When we initiated collaboration between the OREA institute of the Austrian Academy of Sciences and Serbian partners at universities, museums and research institutions in 2017, I was surprised that we were the first Austrian-Serbian mission in archaeology so far. The same can be stated for our collaborations with North Macedonia or Bosnia-Herzegovina. We confronted this lack of collaboration among Austrian scientists and partners from the Balkans by developing a “Balkan Archaeology” focus in our research programme at the OREA institute, in order to initiate new projects, support young scholars from various countries of Southeast Europe and establish new and broad collaborations. Our Balkan Archaeology programme is quite successful, which is already visible in the new scientific networks and project outcomes of the last few years (books, exhibitions, scholarships etc.).
Exploration of the site near Lebane is planned to last for several years. What other discoveries are expected?
– We hope to find further and large undisturbed cultural layers with the remains of early farmers dating back to the pioneering phase of the first settlers, around 8,000 years ago. So far we’ve only been able to identify their traces in small areas, which did not include constructed dwellings.
The lack of solid built architecture in the early phases of the Neolithic period in the central Balkans is astonishing and requires further scientific analyses. Our future excavations are expected to show whether we are in fact lacking remains of housing structures (or even the clustering of dwellings into a village system) or if archaeological data can provide other explanations for this gap. We additionally hope for good archaeological contexts to analyse past climatic conditions, the practises of farming, herding and hunting, the management of resources and exchanges of raw materials.
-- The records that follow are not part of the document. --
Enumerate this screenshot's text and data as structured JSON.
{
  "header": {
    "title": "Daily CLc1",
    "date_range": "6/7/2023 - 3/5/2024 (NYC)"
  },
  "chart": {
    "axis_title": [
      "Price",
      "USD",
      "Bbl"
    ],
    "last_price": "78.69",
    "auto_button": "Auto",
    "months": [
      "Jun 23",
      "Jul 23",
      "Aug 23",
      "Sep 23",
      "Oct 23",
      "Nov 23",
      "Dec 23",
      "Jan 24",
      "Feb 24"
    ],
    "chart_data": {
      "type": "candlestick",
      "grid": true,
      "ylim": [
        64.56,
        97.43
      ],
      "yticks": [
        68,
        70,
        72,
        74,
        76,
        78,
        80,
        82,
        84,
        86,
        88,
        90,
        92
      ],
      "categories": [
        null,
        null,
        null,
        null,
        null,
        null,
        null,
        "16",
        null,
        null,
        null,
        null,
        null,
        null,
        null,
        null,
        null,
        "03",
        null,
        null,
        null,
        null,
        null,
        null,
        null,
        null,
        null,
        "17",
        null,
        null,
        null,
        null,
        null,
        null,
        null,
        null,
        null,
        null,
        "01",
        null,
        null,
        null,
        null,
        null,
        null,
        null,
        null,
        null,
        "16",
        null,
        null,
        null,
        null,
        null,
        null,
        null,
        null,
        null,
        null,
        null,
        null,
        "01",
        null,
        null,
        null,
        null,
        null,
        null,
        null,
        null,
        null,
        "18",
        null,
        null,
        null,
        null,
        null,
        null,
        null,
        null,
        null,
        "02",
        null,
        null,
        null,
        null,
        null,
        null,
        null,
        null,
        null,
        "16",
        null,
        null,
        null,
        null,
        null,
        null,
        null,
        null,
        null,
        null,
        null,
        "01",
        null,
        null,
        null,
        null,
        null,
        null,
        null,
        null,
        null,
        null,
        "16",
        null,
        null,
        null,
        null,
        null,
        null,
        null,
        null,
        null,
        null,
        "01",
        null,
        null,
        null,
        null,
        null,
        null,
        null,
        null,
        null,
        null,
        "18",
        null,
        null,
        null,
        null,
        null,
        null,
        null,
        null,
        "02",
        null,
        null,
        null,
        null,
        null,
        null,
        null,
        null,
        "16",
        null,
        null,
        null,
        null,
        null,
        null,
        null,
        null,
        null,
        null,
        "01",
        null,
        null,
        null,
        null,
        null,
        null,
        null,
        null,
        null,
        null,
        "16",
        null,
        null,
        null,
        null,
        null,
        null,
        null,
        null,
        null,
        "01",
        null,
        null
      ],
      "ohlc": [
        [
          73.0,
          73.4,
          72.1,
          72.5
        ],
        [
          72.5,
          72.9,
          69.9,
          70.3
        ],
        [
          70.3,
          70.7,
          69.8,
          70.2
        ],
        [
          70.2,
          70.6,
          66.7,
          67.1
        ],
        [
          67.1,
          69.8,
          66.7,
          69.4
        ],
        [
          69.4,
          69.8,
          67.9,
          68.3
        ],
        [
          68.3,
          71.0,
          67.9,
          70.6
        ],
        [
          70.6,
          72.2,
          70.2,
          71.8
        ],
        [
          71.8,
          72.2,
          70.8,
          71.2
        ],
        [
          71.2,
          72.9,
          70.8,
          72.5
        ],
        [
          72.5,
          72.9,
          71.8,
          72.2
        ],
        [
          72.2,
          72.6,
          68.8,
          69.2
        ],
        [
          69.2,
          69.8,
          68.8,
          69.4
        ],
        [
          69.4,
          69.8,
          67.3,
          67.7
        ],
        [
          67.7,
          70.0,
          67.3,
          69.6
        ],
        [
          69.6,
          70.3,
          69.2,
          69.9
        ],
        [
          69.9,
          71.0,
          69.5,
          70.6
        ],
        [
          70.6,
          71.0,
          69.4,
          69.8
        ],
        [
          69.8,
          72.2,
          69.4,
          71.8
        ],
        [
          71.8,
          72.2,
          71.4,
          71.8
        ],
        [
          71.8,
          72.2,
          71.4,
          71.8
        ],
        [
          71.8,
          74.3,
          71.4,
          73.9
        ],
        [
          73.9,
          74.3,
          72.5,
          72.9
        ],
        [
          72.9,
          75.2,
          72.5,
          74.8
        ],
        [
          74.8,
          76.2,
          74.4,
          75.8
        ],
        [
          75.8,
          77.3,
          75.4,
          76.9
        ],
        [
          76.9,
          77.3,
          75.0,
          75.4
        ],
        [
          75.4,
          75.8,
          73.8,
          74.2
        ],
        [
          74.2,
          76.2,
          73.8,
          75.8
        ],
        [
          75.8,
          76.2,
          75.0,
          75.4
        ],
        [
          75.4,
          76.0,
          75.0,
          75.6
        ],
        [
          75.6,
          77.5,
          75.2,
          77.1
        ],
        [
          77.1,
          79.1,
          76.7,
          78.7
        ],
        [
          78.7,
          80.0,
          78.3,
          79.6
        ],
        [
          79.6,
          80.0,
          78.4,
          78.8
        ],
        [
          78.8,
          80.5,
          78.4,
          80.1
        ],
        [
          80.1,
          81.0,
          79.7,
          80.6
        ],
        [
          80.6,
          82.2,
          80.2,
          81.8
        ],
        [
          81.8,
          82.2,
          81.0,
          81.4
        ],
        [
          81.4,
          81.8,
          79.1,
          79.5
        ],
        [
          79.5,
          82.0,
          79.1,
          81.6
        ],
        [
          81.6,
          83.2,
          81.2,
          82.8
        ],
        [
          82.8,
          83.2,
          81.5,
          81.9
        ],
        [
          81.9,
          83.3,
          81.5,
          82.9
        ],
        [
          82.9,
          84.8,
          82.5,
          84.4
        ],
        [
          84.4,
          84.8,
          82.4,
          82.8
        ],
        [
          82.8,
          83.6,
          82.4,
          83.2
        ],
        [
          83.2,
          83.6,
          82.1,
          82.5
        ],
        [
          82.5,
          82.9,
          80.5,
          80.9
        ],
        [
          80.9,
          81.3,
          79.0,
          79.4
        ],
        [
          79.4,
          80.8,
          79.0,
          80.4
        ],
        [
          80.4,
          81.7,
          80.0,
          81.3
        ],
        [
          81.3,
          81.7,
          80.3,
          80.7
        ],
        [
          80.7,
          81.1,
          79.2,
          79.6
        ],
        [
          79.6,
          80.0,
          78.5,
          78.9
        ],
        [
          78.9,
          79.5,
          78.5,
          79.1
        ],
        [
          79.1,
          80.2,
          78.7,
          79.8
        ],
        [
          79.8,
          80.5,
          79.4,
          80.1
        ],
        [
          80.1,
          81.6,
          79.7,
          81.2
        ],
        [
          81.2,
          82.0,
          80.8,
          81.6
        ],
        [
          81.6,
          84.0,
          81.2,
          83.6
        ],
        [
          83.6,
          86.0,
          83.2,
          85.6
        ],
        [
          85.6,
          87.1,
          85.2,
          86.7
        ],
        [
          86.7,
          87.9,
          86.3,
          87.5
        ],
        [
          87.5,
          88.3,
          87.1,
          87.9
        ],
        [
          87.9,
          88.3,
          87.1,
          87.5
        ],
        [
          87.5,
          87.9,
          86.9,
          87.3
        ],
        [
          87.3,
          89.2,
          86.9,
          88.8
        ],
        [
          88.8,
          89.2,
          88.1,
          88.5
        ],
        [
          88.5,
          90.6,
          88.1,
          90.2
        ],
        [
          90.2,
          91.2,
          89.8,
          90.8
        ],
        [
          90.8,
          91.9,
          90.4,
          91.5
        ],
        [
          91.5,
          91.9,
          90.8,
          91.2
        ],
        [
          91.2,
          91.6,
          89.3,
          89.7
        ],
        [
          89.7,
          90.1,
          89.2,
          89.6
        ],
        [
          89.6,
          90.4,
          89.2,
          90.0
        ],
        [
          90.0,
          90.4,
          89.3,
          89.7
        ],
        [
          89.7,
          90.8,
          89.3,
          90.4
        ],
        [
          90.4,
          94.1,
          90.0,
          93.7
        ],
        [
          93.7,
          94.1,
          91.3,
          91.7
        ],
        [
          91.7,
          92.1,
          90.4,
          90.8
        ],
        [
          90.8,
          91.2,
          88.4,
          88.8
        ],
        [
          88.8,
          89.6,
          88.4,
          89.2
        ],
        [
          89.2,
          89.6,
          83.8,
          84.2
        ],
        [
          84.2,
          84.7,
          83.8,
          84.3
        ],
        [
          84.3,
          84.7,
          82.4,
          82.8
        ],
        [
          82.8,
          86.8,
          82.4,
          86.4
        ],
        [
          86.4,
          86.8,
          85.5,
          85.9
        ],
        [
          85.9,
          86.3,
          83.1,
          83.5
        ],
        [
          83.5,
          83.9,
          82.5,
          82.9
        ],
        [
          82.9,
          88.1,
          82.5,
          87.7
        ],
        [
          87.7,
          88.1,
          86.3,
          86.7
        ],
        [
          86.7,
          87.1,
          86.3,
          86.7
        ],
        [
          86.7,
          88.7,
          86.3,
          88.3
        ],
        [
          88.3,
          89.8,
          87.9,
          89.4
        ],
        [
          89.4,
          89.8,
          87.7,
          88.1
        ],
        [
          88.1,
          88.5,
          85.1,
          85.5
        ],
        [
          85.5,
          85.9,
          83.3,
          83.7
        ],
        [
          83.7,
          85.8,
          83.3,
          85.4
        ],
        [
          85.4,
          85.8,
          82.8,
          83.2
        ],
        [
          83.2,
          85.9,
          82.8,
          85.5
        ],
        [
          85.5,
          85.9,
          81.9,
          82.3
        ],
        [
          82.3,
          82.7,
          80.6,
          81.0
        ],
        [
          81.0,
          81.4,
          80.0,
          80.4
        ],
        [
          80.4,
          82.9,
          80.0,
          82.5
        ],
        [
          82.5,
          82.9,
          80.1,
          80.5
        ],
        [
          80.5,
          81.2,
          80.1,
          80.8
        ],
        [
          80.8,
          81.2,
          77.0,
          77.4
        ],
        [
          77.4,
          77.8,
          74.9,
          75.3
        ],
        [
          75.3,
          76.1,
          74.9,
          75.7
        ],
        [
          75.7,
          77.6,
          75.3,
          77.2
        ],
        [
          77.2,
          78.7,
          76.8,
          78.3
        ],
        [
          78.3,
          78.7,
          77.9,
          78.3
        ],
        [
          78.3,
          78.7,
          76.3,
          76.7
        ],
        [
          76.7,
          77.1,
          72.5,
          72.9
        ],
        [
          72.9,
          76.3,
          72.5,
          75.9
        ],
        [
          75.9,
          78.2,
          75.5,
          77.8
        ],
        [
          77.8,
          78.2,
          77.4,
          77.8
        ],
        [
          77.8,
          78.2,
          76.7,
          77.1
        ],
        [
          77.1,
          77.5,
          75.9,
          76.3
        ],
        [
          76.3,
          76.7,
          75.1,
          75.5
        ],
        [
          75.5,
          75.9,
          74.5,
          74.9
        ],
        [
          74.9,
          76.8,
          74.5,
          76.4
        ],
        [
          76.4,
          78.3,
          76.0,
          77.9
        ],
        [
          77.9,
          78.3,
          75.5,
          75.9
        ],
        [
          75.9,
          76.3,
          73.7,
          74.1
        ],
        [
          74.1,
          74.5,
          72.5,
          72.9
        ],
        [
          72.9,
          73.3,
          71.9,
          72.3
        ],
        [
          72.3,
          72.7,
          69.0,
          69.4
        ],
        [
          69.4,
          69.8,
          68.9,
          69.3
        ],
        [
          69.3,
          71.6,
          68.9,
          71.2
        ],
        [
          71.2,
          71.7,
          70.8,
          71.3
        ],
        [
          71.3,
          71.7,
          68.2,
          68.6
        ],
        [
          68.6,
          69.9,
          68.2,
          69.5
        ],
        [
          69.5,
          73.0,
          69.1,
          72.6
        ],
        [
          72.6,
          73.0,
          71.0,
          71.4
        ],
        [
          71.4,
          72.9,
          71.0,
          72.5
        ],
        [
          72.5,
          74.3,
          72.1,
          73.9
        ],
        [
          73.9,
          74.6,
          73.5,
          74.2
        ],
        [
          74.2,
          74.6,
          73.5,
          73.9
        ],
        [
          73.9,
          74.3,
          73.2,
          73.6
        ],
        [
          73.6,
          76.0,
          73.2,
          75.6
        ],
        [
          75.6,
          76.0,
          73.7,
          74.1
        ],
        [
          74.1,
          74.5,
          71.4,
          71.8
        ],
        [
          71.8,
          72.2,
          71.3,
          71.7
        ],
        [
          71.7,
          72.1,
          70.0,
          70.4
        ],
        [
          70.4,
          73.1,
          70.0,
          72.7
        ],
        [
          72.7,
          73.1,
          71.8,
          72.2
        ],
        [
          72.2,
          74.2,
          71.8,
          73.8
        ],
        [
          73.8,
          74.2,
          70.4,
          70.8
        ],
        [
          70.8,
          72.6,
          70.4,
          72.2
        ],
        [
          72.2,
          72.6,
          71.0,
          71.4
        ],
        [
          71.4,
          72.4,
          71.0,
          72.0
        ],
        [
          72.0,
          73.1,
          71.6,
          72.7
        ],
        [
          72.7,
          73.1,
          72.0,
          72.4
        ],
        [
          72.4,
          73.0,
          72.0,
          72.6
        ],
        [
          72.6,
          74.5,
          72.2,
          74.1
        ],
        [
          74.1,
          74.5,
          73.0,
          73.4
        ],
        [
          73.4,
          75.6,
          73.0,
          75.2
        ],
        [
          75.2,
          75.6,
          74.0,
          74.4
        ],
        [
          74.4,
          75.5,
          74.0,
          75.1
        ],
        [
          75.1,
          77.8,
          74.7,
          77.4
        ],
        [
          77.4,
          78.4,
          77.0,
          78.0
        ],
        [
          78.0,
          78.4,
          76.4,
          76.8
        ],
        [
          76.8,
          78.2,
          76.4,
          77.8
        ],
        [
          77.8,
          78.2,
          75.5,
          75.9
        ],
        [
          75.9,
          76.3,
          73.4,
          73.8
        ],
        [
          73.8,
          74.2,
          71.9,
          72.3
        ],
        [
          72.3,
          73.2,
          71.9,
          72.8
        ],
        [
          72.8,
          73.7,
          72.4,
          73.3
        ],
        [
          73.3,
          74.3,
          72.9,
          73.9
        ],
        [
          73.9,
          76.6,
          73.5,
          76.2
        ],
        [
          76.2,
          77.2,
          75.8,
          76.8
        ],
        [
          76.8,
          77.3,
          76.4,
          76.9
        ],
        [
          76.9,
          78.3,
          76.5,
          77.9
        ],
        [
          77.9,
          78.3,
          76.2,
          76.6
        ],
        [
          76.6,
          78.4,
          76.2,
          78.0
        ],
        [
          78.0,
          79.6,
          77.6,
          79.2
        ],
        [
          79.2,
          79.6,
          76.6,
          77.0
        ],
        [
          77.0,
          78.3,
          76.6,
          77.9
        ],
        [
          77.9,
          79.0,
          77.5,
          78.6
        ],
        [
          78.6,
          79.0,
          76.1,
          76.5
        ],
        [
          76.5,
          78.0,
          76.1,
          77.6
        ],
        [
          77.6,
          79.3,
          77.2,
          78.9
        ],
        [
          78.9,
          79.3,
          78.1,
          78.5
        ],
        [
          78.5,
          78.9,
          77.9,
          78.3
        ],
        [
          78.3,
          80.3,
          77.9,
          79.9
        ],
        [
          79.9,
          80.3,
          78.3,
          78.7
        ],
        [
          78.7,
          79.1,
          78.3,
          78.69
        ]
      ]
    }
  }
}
Artefacts and objects embedded in good contexts would offer the chance to analyse innovations and technologies in various aspects; the latter is expected to shed new light on the cultural process of adoption and modification, as important factors in the spreading of innovations. Nevertheless, we will only know after removing the earth and soils, and I hope that our Austrian-Serbian mission will be lucky in future campaigns.